Funds with average equity allocation of 60 per cent and above in the past three years were classified as hybrid: equity-oriented funds; those with an allocation up to 25 per cent came under hybrid: monthly income. For debt, income funds were classified as per their stated objectives, and liquid funds based on the dividend distribution tax they charge. Other debt funds were classified as ultra short-term funds, with maturity of less than a year, and those with average maturity of 1-4.5 years were classified as short-term funds. The top 10 (in few cases eight) were picked as per the scores.
The methodology used to rank them was based on risk-adjusted returns, but widened to take a composite measure of the returns a fund generates and the risk it takes.
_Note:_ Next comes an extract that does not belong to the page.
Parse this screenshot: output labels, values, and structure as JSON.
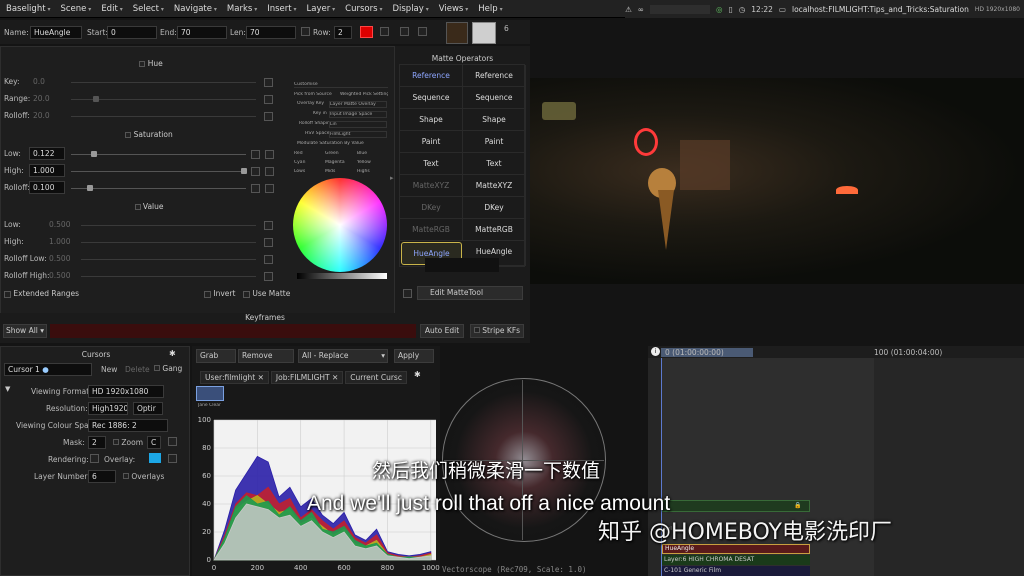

Risk: To calculate risk, monthly/weekly returns were compared with monthly risk-free returns for equity and hybrid funds, and weekly risk-free returns for debt funds. For all practical purposes, State Bank of India's 46-90 days term-deposit rate, which is 5.5 per cent now, was taken as a proxy for risk-fee returns. For months/weeks the fund had underperformed the risk-free return, the magnitude was added. This was divided by the category average to get a risk score, which was ranked with similar funds and a relative risk score assigned.
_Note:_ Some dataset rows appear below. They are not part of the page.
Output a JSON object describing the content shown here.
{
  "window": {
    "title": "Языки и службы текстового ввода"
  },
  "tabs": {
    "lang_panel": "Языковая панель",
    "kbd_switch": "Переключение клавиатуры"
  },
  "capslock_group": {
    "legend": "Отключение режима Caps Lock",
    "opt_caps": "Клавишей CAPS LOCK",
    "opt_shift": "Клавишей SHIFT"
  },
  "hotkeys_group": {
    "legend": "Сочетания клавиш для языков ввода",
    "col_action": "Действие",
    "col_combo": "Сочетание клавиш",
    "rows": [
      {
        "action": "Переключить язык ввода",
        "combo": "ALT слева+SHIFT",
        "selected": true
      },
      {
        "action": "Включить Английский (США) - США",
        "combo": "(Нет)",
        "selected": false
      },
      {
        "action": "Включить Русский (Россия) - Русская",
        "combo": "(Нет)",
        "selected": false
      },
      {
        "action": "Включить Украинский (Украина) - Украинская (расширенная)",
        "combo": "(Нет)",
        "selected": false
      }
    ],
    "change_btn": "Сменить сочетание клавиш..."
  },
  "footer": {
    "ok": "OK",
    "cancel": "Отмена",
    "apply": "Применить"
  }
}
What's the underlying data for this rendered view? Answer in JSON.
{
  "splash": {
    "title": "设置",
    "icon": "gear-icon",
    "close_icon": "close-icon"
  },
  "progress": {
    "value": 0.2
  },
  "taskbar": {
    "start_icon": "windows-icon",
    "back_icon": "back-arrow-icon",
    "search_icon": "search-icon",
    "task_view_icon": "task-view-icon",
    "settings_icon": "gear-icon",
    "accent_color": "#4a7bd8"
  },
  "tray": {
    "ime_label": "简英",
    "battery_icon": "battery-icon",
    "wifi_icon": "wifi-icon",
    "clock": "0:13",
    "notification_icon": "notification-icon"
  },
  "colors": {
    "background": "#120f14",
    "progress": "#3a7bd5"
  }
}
Returns: The monthly/weekly returns of each fund (adjusted for dividend, bonus or rights) were compared with the risk-free return to get the fund's total returns in excess of the risk-free return. The monthly average risk-adjusted return was divided by the average category return for return score. In case of a negative category average, the risk-free return was used as the benchmark. The returns were ranked with similar funds and a relative return score assigned. All return estimations assumed reinvestment of dividend and were adjusted for bonus or rights. Trailing returns for over one year were annualised.
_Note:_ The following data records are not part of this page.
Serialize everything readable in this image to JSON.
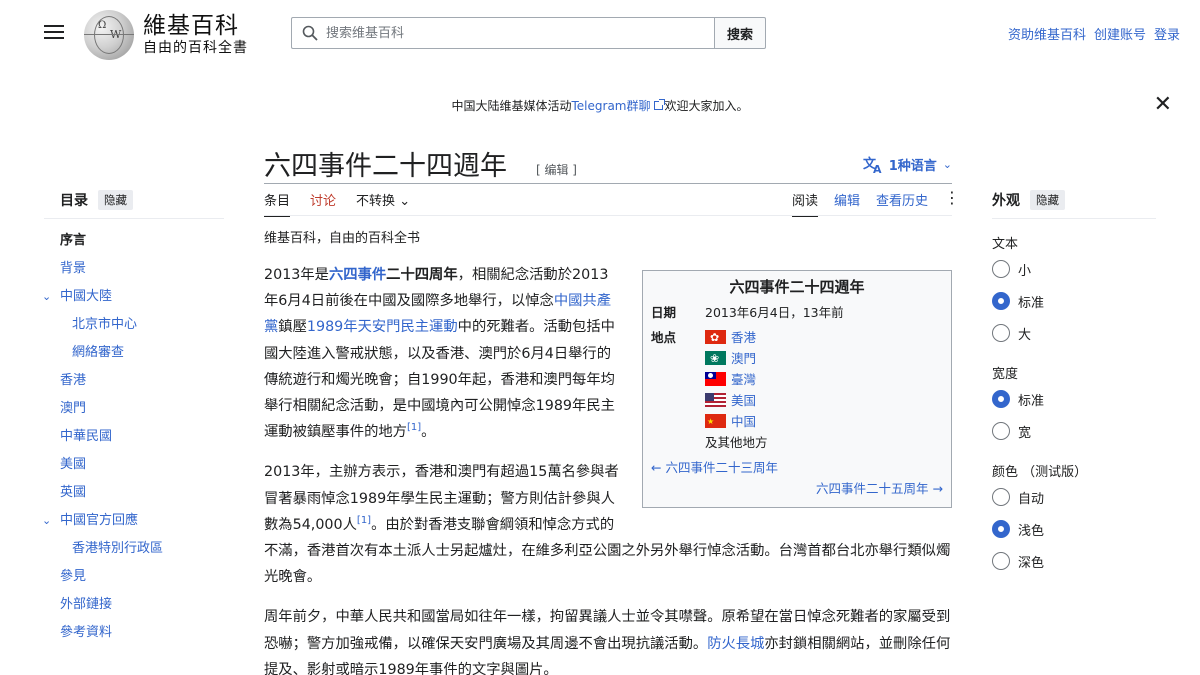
{
  "header": {
    "logo_name": "維基百科",
    "logo_tagline": "自由的百科全書",
    "search_placeholder": "搜索维基百科",
    "search_button": "搜索",
    "user_links": [
      "资助维基百科",
      "创建账号",
      "登录"
    ]
  },
  "banner": {
    "prefix": "中国大陆维基媒体活动",
    "link": "Telegram群聊",
    "suffix": "欢迎大家加入。"
  },
  "page": {
    "title": "六四事件二十四週年",
    "edit": "[ 编辑 ]",
    "languages": "1种语言"
  },
  "tabs": {
    "article": "条目",
    "talk": "讨论",
    "variant": "不转换",
    "read": "阅读",
    "edit": "编辑",
    "history": "查看历史"
  },
  "tagline": "维基百科，自由的百科全书",
  "toc": {
    "title": "目录",
    "hide": "隐藏",
    "items": [
      {
        "label": "序言",
        "level": 1
      },
      {
        "label": "背景",
        "level": 1
      },
      {
        "label": "中國大陸",
        "level": 1
      },
      {
        "label": "北京市中心",
        "level": 2
      },
      {
        "label": "網絡審查",
        "level": 2
      },
      {
        "label": "香港",
        "level": 1
      },
      {
        "label": "澳門",
        "level": 1
      },
      {
        "label": "中華民國",
        "level": 1
      },
      {
        "label": "美國",
        "level": 1
      },
      {
        "label": "英國",
        "level": 1
      },
      {
        "label": "中國官方回應",
        "level": 1
      },
      {
        "label": "香港特別行政區",
        "level": 2
      },
      {
        "label": "參見",
        "level": 1
      },
      {
        "label": "外部鏈接",
        "level": 1
      },
      {
        "label": "參考資料",
        "level": 1
      }
    ]
  },
  "appearance": {
    "title": "外观",
    "hide": "隐藏",
    "text_label": "文本",
    "text_options": [
      "小",
      "标准",
      "大"
    ],
    "text_selected": "标准",
    "width_label": "宽度",
    "width_options": [
      "标准",
      "宽"
    ],
    "width_selected": "标准",
    "color_label": "颜色 （测试版）",
    "color_options": [
      "自动",
      "浅色",
      "深色"
    ],
    "color_selected": "浅色"
  },
  "infobox": {
    "title": "六四事件二十四週年",
    "date_label": "日期",
    "date_value": "2013年6月4日，13年前",
    "location_label": "地点",
    "locations": [
      "香港",
      "澳門",
      "臺灣",
      "美国",
      "中国"
    ],
    "other_locations": "及其他地方",
    "prev": "← 六四事件二十三周年",
    "next": "六四事件二十五周年 →"
  },
  "article": {
    "p1": {
      "t1": "2013年是",
      "l1": "六四事件",
      "t2": "二十四周年",
      "t3": "，相關紀念活動於2013年6月4日前後在中國及國際多地舉行，以悼念",
      "l2": "中國共產黨",
      "t4": "鎮壓",
      "l3": "1989年天安門民主運動",
      "t5": "中的死難者。活動包括中國大陸進入警戒狀態，以及香港、澳門於6月4日舉行的傳統遊行和燭光晚會；自1990年起，香港和澳門每年均舉行相關紀念活動，是中國境內可公開悼念1989年民主運動被鎮壓事件的地方",
      "ref": "[1]",
      "t6": "。"
    },
    "p2": {
      "t1": "2013年，主辦方表示，香港和澳門有超過15萬名參與者冒著暴雨悼念1989年學生民主運動；警方則估計參與人數為54,000人",
      "ref": "[1]",
      "t2": "。由於對香港支聯會綱領和悼念方式的不滿，香港首次有本土派人士另起爐灶，在維多利亞公園之外另外舉行悼念活動。台灣首都台北亦舉行類似燭光晚會。"
    },
    "p3": {
      "t1": "周年前夕，中華人民共和國當局如往年一樣，拘留異議人士並令其噤聲。原希望在當日悼念死難者的家屬受到恐嚇；警方加強戒備，以確保天安門廣場及其周邊不會出現抗議活動。",
      "l1": "防火長城",
      "t2": "亦封鎖相關網站，並刪除任何提及、影射或暗示1989年事件的文字與圖片。"
    }
  }
}
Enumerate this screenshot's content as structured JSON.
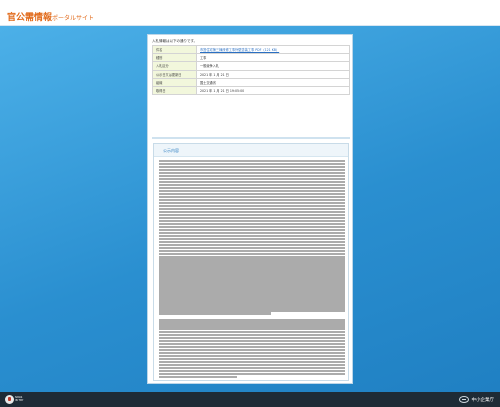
{
  "header": {
    "title_main": "官公需情報",
    "title_sub": "ポータルサイト"
  },
  "panel": {
    "intro": "入札情報は以下の通りです。",
    "rows": [
      {
        "label": "件名",
        "value": "市営住宅第三棟改修工事外壁塗装工事 PDF（121 KB）",
        "link": true
      },
      {
        "label": "種別",
        "value": "工事",
        "link": false
      },
      {
        "label": "入札区分",
        "value": "一般競争入札",
        "link": false
      },
      {
        "label": "公示日又は更新日",
        "value": "2021 年 1 月 21 日",
        "link": false
      },
      {
        "label": "組織",
        "value": "国土交通省",
        "link": false
      },
      {
        "label": "取得日",
        "value": "2021 年 1 月 21 日 19:05:00",
        "link": false
      }
    ],
    "notice_heading": "公示内容"
  },
  "footer": {
    "badge_line1": "SDGS",
    "badge_line2": "IN TRY",
    "org_name": "中小企業庁"
  }
}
Finally, a composite risk-return score was obtained by subtracting the risk score from the returns score. This score was used to select the top 100 funds and to rank them. To facilitate comparison, the composite score of each category was normalised to a scale of 1 to 10. All data is as of 31 December 2010.
Best equity fund manager: The equity fund manager who gave the maximum risk-adjusted performance over the past three years, among the diversified equity funds across all market capitalisation groups.
Best debt fund manager: The fixed-income fund manager who gave the maximum risk- adjusted performance over the past three years, among the medium-term income funds.
Long-term leader: Ranking is based on the highest five-year SIP return.
Smartest fund manager: Funds were ranked on the basis of their three-year alpha. Best asset management company: Based on funds rated either 4-star or 5-star by Value Research as a percentage of the total number of rated funds. AMCs with less than Rs 3,000 crore of average assets under management as of December 2010 were not included.
Sharpe ratio: A measure of the fund's risk-adjusted return per unit of risk.
Asset size: Total assets being managed by the fund as of 31 December 2010.
SIP: Systematic investment plan is a method of investing a fixed sum, on a regular basis, in a mutual fund scheme.
NAV:Net asset value is the current price of each unit of a fund scheme.
(This story was published in Businessworld Issue Dated 28-03-2011)